### DATA EXTRACTS ###
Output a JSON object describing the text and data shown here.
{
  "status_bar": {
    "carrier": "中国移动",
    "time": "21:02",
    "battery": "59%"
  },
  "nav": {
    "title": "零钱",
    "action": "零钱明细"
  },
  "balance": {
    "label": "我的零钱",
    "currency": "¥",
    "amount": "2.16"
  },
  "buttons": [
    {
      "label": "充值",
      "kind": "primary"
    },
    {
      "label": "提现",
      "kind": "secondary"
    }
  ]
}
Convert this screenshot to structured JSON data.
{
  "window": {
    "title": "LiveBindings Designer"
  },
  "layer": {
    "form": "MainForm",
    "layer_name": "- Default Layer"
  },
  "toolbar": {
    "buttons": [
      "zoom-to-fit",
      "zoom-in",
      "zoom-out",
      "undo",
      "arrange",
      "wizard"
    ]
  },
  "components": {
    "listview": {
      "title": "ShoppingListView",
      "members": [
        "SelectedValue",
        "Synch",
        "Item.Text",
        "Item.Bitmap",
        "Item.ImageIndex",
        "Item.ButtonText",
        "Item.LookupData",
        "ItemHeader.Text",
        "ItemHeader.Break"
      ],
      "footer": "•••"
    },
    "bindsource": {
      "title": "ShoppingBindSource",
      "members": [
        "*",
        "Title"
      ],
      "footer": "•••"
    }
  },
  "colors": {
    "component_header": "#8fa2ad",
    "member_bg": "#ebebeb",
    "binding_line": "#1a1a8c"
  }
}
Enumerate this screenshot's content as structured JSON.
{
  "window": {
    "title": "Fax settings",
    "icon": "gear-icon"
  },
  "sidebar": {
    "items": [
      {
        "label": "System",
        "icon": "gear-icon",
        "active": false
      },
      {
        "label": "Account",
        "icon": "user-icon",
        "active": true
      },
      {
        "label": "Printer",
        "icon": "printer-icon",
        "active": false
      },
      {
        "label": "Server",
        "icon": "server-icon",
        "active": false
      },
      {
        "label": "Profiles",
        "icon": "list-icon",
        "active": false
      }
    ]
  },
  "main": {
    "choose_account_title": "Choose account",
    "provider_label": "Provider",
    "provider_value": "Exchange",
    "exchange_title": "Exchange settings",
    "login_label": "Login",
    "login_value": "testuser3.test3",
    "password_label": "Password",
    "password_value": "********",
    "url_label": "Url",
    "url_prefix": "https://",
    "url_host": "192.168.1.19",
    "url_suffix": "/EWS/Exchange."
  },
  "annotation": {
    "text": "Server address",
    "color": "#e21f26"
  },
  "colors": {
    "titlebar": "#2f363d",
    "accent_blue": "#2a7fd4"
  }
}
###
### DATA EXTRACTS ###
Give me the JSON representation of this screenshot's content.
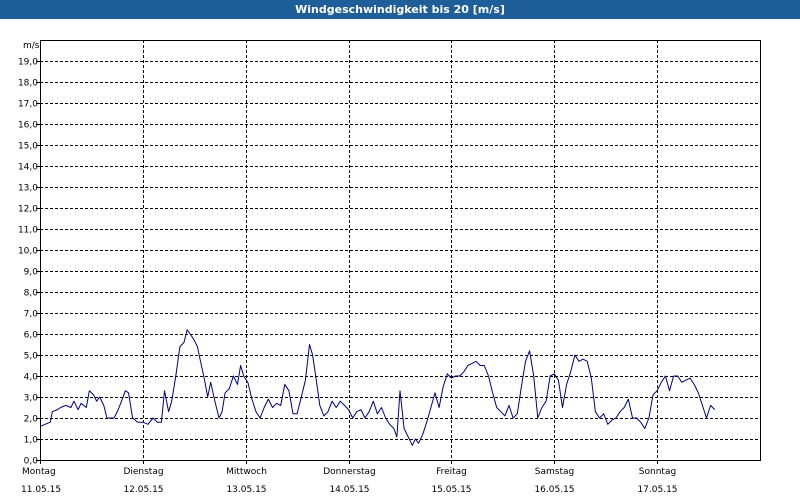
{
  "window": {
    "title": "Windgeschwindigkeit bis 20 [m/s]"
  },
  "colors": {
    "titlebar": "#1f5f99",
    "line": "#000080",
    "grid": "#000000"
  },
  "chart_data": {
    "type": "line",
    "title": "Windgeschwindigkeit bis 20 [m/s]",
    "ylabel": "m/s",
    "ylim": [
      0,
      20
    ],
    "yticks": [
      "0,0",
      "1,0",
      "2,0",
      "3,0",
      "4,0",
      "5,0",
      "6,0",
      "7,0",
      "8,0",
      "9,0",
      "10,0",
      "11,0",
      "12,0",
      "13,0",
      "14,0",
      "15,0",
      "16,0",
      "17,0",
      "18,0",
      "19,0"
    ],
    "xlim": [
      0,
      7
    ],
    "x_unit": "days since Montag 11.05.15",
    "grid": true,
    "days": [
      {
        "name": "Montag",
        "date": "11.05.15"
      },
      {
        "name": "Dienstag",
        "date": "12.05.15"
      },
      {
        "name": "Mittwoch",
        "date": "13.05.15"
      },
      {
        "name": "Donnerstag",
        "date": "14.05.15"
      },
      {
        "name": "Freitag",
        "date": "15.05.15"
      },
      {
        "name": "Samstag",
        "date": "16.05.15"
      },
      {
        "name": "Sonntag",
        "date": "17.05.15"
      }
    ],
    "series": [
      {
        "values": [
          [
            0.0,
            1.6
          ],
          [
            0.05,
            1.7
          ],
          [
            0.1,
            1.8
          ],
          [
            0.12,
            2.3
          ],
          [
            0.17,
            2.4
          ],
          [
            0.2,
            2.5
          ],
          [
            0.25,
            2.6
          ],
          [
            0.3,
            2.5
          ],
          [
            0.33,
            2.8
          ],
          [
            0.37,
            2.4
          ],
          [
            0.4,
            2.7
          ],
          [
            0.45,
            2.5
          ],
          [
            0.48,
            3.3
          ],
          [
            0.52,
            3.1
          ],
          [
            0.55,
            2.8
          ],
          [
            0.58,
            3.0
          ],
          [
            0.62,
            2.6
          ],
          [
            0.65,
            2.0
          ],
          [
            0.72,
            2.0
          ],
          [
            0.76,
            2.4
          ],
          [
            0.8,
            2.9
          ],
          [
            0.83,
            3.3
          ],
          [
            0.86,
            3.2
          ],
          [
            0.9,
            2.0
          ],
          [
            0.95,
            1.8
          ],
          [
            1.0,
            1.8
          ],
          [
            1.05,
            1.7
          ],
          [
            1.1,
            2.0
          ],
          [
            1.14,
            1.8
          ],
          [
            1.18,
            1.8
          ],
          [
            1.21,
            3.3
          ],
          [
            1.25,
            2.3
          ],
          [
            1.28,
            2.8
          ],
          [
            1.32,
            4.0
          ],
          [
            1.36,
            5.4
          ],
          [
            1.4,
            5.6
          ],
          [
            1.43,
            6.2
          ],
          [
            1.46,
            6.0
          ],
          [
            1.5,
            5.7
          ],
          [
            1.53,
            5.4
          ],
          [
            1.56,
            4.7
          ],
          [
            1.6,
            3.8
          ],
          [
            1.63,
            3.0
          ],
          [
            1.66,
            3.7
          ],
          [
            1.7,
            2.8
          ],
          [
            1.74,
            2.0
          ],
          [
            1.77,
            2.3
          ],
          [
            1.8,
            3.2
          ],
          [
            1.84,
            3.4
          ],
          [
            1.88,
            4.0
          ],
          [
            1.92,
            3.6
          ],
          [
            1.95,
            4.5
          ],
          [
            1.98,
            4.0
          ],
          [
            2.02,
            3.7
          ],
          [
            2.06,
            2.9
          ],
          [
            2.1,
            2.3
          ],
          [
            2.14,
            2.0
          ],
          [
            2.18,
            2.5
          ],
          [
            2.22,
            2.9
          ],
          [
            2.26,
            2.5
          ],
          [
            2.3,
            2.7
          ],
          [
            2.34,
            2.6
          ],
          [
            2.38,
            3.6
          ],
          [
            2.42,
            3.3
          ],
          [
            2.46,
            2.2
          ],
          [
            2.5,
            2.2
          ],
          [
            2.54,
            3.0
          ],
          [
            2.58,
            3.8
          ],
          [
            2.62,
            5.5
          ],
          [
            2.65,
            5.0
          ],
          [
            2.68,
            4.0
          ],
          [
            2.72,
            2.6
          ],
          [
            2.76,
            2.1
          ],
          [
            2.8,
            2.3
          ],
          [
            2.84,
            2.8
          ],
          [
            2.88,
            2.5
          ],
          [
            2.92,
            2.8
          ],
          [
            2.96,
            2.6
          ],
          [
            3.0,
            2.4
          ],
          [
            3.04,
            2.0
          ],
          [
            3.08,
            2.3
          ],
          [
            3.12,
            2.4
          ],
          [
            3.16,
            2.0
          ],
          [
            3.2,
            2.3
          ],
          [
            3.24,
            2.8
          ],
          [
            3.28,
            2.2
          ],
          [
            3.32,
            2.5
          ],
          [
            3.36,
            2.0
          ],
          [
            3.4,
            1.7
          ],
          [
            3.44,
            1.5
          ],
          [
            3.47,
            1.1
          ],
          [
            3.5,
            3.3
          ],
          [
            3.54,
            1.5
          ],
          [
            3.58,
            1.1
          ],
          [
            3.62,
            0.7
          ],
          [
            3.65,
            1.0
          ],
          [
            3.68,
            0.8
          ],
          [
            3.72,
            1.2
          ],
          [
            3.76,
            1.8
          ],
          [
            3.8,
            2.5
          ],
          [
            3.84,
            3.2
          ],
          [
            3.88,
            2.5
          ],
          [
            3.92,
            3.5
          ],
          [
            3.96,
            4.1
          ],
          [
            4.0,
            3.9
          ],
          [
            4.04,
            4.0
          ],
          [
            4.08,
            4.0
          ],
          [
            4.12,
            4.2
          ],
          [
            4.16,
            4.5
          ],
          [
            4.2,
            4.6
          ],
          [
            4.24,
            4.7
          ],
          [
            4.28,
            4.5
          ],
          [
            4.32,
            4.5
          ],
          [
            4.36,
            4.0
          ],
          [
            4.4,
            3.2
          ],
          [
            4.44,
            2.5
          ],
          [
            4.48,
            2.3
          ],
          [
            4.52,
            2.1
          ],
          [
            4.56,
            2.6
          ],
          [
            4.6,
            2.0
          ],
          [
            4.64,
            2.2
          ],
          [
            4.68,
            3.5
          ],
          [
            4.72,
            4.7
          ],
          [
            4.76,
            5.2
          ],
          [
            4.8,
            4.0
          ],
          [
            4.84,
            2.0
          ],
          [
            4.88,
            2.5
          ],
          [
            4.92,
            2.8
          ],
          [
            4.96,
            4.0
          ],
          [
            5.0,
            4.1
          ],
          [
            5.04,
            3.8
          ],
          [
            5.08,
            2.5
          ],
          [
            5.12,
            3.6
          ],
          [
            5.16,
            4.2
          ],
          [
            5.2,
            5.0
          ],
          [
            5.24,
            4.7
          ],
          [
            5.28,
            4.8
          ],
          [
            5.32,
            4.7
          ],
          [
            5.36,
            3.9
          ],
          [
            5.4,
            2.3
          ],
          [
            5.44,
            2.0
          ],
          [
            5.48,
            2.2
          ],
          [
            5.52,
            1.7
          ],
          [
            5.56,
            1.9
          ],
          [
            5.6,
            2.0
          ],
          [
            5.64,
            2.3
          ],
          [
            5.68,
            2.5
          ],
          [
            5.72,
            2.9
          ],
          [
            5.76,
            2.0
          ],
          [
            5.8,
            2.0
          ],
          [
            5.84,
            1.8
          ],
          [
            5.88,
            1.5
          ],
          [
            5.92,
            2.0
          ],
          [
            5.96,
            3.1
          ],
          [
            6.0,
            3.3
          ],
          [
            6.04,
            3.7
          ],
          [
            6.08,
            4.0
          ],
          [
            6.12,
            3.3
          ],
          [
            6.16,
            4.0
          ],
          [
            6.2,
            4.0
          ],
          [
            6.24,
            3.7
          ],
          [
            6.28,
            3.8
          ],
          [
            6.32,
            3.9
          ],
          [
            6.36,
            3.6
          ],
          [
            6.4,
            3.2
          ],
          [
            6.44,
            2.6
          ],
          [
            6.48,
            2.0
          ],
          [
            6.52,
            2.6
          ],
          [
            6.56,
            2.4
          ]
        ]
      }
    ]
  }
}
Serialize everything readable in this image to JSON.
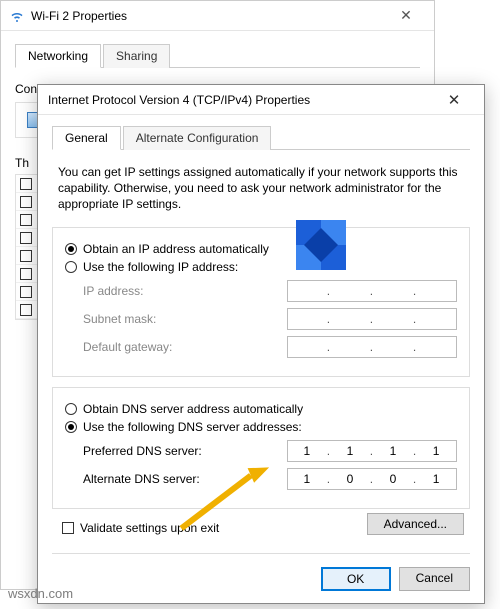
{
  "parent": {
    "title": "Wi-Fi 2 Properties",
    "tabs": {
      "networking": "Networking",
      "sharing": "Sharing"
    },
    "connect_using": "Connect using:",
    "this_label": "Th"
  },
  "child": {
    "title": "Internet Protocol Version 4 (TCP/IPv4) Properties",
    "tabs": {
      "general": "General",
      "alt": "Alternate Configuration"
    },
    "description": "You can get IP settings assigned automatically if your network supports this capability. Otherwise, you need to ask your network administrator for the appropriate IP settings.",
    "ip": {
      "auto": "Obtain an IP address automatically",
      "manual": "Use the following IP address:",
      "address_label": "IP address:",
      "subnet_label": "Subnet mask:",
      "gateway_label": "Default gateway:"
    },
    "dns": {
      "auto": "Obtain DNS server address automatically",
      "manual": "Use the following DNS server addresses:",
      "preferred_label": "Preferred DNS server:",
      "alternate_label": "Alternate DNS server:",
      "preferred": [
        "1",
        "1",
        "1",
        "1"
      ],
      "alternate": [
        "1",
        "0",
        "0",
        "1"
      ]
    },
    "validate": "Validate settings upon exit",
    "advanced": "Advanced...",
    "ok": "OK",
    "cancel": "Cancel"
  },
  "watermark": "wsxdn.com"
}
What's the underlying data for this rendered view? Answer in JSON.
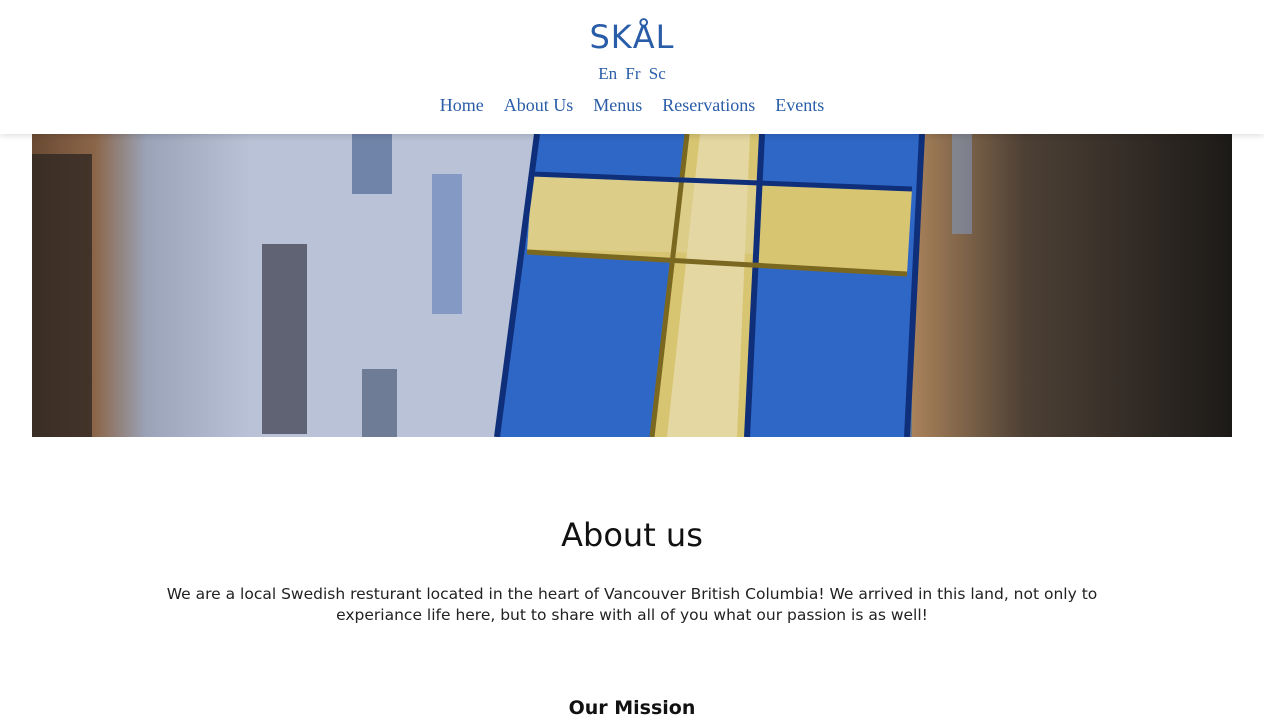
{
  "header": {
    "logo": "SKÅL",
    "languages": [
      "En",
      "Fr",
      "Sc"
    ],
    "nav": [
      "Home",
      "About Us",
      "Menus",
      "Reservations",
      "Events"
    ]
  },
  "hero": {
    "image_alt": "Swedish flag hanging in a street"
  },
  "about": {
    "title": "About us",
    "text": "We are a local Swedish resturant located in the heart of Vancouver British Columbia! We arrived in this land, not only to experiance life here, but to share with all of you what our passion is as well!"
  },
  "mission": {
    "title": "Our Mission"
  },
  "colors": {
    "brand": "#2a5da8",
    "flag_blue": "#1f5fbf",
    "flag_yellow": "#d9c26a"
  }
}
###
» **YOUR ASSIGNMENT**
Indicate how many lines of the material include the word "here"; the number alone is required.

» **EXERCISE SOLUTION**
2